> _WHAT IS BEING ASKED_: Each line containing the word "Clear" must be copied from the material below.

+--

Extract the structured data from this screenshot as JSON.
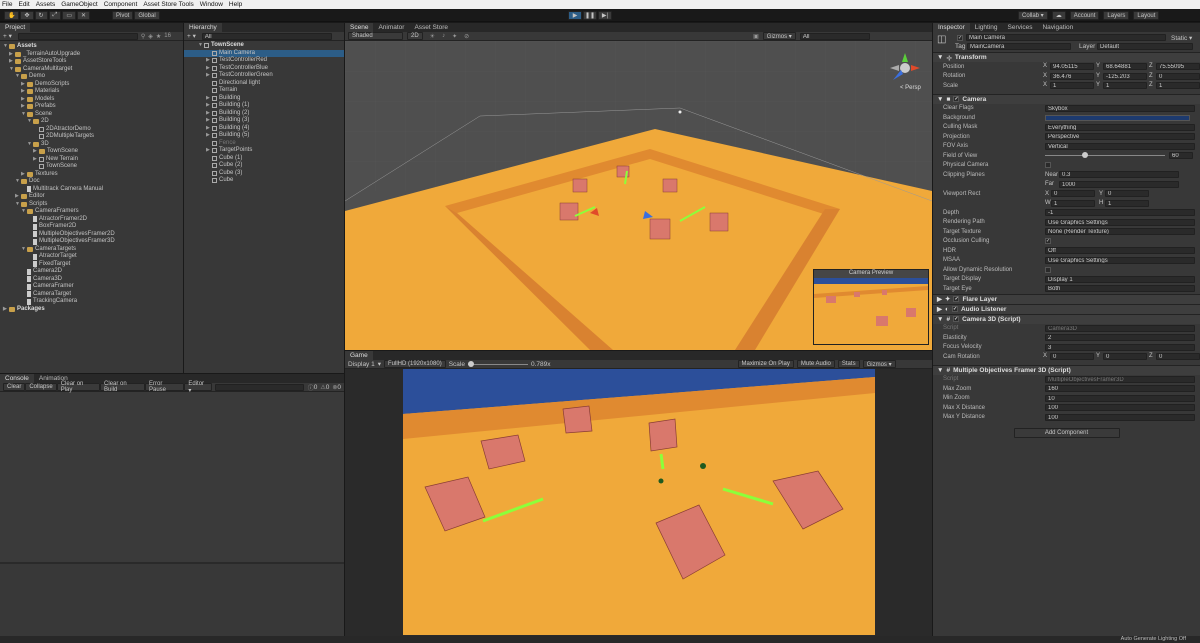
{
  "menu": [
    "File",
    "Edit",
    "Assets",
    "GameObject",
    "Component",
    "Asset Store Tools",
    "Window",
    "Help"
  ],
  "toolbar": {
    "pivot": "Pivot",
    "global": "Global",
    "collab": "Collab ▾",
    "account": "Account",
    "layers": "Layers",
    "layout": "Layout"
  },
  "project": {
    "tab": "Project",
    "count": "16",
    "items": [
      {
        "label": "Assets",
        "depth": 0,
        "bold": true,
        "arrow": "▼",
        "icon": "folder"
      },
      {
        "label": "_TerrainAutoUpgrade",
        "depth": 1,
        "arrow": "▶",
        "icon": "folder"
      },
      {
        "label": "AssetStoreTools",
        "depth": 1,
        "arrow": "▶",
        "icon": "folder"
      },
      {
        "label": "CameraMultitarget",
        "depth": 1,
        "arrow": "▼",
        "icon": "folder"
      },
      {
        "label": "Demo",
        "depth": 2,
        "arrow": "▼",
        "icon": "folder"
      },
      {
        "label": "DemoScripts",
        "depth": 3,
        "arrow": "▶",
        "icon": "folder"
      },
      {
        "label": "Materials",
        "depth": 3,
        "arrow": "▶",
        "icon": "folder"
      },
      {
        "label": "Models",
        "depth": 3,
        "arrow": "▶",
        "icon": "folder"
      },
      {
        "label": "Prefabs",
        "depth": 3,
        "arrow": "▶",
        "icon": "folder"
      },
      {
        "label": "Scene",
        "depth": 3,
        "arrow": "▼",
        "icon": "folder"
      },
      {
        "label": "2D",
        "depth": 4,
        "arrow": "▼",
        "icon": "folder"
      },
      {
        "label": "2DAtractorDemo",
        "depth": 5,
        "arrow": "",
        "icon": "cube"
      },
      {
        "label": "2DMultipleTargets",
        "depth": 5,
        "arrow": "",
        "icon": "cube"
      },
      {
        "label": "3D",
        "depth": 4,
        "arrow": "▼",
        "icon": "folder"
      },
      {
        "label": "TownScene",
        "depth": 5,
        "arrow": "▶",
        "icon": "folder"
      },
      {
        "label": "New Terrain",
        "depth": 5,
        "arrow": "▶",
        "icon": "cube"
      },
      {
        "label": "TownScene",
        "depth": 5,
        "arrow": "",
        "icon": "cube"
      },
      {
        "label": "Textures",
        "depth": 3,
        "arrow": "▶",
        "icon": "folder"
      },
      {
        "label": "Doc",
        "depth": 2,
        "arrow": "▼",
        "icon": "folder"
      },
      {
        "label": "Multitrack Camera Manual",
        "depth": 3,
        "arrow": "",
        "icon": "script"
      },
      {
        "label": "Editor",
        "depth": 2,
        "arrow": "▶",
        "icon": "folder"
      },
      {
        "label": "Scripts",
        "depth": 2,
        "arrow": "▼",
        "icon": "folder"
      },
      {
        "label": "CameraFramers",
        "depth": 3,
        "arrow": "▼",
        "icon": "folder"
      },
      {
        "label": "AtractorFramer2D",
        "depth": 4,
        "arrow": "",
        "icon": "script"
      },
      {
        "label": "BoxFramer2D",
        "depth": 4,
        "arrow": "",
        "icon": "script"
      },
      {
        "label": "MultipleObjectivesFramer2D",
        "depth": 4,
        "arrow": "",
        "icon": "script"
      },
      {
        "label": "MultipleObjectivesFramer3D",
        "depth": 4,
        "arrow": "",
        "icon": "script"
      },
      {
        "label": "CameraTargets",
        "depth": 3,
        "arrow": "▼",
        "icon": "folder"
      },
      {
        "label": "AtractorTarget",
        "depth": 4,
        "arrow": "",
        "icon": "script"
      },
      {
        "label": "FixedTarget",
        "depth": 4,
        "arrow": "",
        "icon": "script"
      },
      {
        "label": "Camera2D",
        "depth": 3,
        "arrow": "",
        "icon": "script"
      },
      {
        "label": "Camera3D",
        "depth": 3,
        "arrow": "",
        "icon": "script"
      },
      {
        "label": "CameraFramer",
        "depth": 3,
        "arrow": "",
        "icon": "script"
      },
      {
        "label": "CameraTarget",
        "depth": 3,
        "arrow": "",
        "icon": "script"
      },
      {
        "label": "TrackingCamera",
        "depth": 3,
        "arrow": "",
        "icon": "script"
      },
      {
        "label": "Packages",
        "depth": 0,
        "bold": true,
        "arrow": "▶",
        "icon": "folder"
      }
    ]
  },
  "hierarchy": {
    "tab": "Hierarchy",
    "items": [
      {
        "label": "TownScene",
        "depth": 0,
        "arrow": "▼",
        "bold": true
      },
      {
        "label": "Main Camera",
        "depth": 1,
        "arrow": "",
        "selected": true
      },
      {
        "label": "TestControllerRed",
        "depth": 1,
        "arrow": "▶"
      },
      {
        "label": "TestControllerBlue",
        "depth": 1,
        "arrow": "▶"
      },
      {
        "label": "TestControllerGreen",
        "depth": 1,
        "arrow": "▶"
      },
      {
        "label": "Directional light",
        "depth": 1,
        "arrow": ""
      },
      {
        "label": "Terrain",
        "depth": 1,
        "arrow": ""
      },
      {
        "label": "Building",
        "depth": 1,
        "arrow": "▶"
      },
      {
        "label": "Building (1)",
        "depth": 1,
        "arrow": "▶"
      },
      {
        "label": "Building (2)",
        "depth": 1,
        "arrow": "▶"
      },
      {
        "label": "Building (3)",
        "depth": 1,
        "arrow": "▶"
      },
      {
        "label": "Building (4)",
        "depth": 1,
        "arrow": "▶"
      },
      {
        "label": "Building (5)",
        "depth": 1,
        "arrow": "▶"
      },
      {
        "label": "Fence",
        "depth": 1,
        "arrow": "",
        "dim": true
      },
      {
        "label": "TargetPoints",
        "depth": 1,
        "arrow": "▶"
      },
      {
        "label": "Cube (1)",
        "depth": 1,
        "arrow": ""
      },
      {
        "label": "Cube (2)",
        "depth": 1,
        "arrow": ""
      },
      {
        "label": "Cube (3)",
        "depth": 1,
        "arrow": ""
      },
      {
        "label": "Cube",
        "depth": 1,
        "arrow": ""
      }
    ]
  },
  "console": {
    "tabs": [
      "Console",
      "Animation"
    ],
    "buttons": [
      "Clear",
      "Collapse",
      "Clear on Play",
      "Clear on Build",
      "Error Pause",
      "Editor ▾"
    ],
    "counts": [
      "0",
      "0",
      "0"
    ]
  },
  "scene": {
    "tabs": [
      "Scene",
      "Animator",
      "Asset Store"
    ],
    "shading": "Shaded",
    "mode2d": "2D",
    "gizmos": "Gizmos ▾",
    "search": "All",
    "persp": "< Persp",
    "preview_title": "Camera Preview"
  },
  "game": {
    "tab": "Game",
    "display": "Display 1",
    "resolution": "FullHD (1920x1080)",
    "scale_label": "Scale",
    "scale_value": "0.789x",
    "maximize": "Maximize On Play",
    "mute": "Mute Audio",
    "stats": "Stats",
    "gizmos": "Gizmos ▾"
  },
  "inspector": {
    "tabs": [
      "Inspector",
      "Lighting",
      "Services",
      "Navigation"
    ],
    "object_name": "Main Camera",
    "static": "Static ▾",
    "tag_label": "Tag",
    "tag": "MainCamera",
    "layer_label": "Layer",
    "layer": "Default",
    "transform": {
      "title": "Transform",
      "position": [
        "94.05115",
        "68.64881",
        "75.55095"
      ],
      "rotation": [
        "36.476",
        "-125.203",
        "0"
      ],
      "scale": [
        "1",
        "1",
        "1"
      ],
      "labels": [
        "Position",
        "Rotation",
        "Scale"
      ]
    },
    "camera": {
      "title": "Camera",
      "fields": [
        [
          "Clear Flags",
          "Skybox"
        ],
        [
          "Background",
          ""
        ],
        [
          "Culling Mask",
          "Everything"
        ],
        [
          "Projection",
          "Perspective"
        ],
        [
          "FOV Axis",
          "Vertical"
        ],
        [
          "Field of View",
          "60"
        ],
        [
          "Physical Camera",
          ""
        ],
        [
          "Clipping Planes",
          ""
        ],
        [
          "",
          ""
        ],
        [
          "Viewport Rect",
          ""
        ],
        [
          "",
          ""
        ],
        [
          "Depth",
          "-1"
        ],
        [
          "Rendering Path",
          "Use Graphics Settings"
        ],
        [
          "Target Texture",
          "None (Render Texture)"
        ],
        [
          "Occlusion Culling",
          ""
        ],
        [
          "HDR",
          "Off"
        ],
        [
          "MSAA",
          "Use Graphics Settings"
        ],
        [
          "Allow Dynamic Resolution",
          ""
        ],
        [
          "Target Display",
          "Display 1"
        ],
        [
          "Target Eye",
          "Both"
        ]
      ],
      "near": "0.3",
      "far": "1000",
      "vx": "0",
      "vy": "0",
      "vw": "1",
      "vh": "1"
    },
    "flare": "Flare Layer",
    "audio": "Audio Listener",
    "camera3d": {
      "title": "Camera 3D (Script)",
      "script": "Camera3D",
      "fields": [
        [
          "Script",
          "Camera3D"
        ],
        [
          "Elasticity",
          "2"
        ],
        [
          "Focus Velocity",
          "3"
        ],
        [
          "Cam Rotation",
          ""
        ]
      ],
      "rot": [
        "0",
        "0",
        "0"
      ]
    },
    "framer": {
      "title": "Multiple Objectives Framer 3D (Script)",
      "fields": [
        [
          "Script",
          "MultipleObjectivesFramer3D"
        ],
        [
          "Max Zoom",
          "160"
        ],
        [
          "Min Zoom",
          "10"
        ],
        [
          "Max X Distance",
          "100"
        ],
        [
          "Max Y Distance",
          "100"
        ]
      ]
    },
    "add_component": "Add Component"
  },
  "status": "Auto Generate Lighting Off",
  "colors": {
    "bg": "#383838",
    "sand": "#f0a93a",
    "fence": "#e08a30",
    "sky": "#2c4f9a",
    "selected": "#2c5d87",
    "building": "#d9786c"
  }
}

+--

> _RESPONSE BOX_:
      "Clear",
      "Clear on Play",
      "Clear on Build",
          "Clear Flags",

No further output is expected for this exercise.